The Gestures, the Dance and the Body

Tostmann started her performance by attaching two squeaking toy pigs to her feet. As she started to walk the pigs were whistling with every step. She got under one of the horizontal pillars and started to jump. With each jump, she was almost touching – if not almost smashing – her head against the pillar. This paradoxical combination of a funny noise and a risky movement provoked specific attention to her body – head in particular. Was it a deconstruction of contemporary thinking? Or just playing with the attention of the viewer? Emily Promise Allison used in her work two loudspeakers giving specific sounds to which she was responding. Watching Allison’s dance performance I felt like putting together my own story as if it was possible to create the image-narration based on sounds and movement suggestions. Was it a bit similar to the idea of l’audio-vision (Michel Chion)? And there was more from dance movements in the live performances of PAS participants. A kind of Butoh dance appeared in the performance of Gabriela MB with a package of cigarettes. Yağmur Taçar and Daniel Novick made an almost acrobatic combination of close-distant lovers on the roofpillars of the room.
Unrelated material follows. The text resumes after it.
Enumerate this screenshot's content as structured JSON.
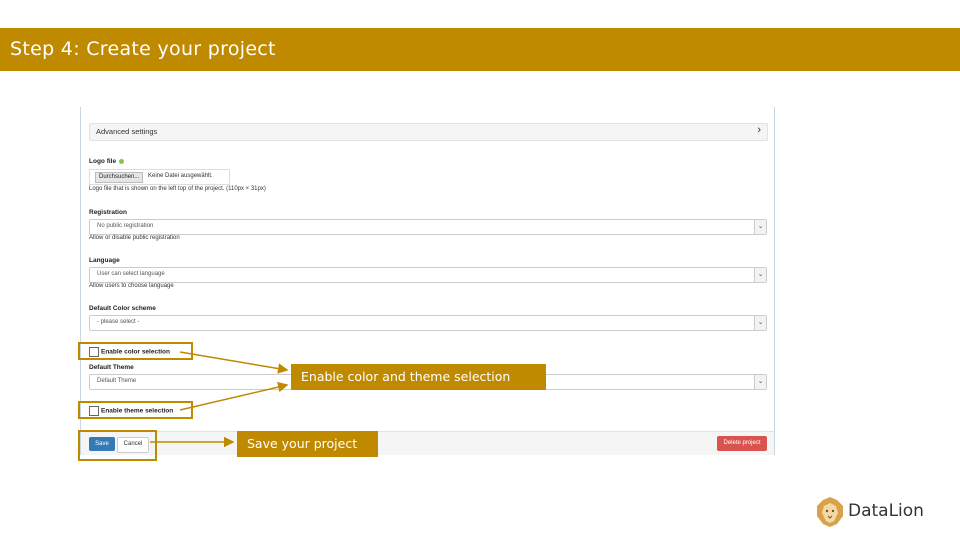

There were examples of carefully prepared costume design (Hanne B. Nystrøm appeared in a unique white-box outfit), disturbing set-ups (Marion Horney was playing the Swedish anthem on a piece of meat like on the violin), and quieter personal stories which required attention and silence (Ingrid In der Maur presented an honest personal talk) There were also pieces engaging the public; Yendini Yoo Cappelen asked selected individuals for help to hold her plate with clothespins, which she was attaching to her face.  Coming from this point I would like to pay more attention to the collective or common experience in the performance.

The Collectiveness, the Togetherness, and the Experience
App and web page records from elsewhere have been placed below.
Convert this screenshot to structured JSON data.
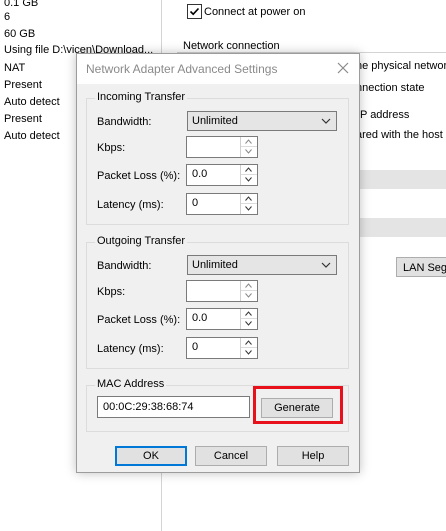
{
  "background": {
    "list_items": [
      "0.1 GB",
      "6",
      "60 GB",
      "Using file D:\\vicen\\Download...",
      "NAT",
      "Present",
      "Auto detect",
      "Present",
      "Auto detect"
    ],
    "connect_at_power_on": "Connect at power on",
    "network_connection": "Network connection",
    "physical_network": "he physical networ",
    "connection_state": "nnection state",
    "p_address": "P address",
    "shared_with_host": "ared with the host",
    "lan_segments_button": "LAN Segm"
  },
  "dialog": {
    "title": "Network Adapter Advanced Settings",
    "incoming": {
      "legend": "Incoming Transfer",
      "bandwidth_label": "Bandwidth:",
      "bandwidth_value": "Unlimited",
      "kbps_label": "Kbps:",
      "kbps_value": "",
      "packet_loss_label": "Packet Loss (%):",
      "packet_loss_value": "0.0",
      "latency_label": "Latency (ms):",
      "latency_value": "0"
    },
    "outgoing": {
      "legend": "Outgoing Transfer",
      "bandwidth_label": "Bandwidth:",
      "bandwidth_value": "Unlimited",
      "kbps_label": "Kbps:",
      "kbps_value": "",
      "packet_loss_label": "Packet Loss (%):",
      "packet_loss_value": "0.0",
      "latency_label": "Latency (ms):",
      "latency_value": "0"
    },
    "mac": {
      "legend": "MAC Address",
      "value": "00:0C:29:38:68:74",
      "generate_label": "Generate"
    },
    "buttons": {
      "ok": "OK",
      "cancel": "Cancel",
      "help": "Help"
    }
  },
  "icons": {
    "close": "close-icon",
    "dropdown": "chevron-down-icon",
    "spin_up": "spin-up-icon",
    "spin_down": "spin-down-icon",
    "checkmark": "checkmark-icon"
  },
  "colors": {
    "highlight": "#e8101a",
    "default_button_border": "#0078d7"
  }
}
During PAO festival 2018 there was a very special reunion of Hilmar Fredriksen, Kurt Johannessen and Kjetil Skøien performing individually and yet at the same time together – the last time they performed together was before 1993. Their meeting was probably one of the most important elements of the festival. The power of this reunion came from – talking in Deleuzian terms – la difference; the same, which is not the same. The artists were reenacting their works from the past, which allowed the audience to see through the lens of contemporary perception the accumulated layers of time. What has changed? What was the same? In one of the works artist-trio were liberating themselves from the carton-boxes – from what, towards where and why? Looking at them I thought about distance in time O Gadji Beri Bimba performed by Hugo Hugo Ball and changing concepts and practicalities of everyday life and art. I’m returning back here to my reflection from the beginning of the article on being present and the presence of performance art.
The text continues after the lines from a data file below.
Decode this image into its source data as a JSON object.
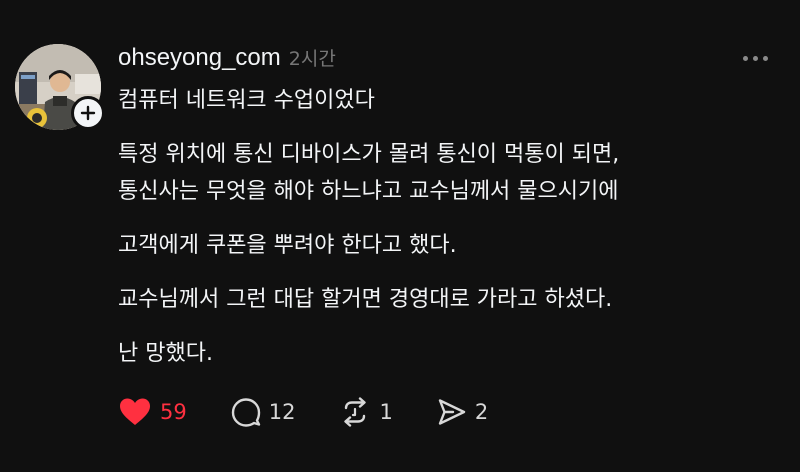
{
  "post": {
    "username": "ohseyong_com",
    "time": "2시간",
    "lines": [
      "컴퓨터 네트워크 수업이었다",
      "특정 위치에 통신 디바이스가 몰려 통신이 먹통이 되면,",
      "통신사는 무엇을 해야 하느냐고 교수님께서 물으시기에",
      "고객에게 쿠폰을 뿌려야 한다고 했다.",
      "교수님께서 그런 대답 할거면 경영대로 가라고 하셨다.",
      "난 망했다."
    ],
    "likes": "59",
    "comments": "12",
    "reposts": "1",
    "shares": "2"
  },
  "colors": {
    "background": "#101010",
    "like": "#ff3040",
    "muted": "#777777"
  },
  "icons": [
    "follow-plus-icon",
    "more-icon",
    "heart-icon",
    "comment-icon",
    "repost-icon",
    "share-icon"
  ]
}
The last piece of the PAO festival 2018 – an improvised jam session performed by Helge Nicolai Bjørkø, led to a very spontaneous and a bit out of control participation of the audience. Actually not the audience – but the community. After an intense three days of watching, discussing, eating and experiencing together, what happened was that closer connections and interactions came into being. And perhaps that is the most important thing about this form, or perhaps any form of art – the meeting, the exchange, and the experience. In the times of rush, a dying planet, virtuality, fake news, neoliberal instability, alienation and you name it, the meeting becomes a real revolution. Wasn’t that always what performance is about?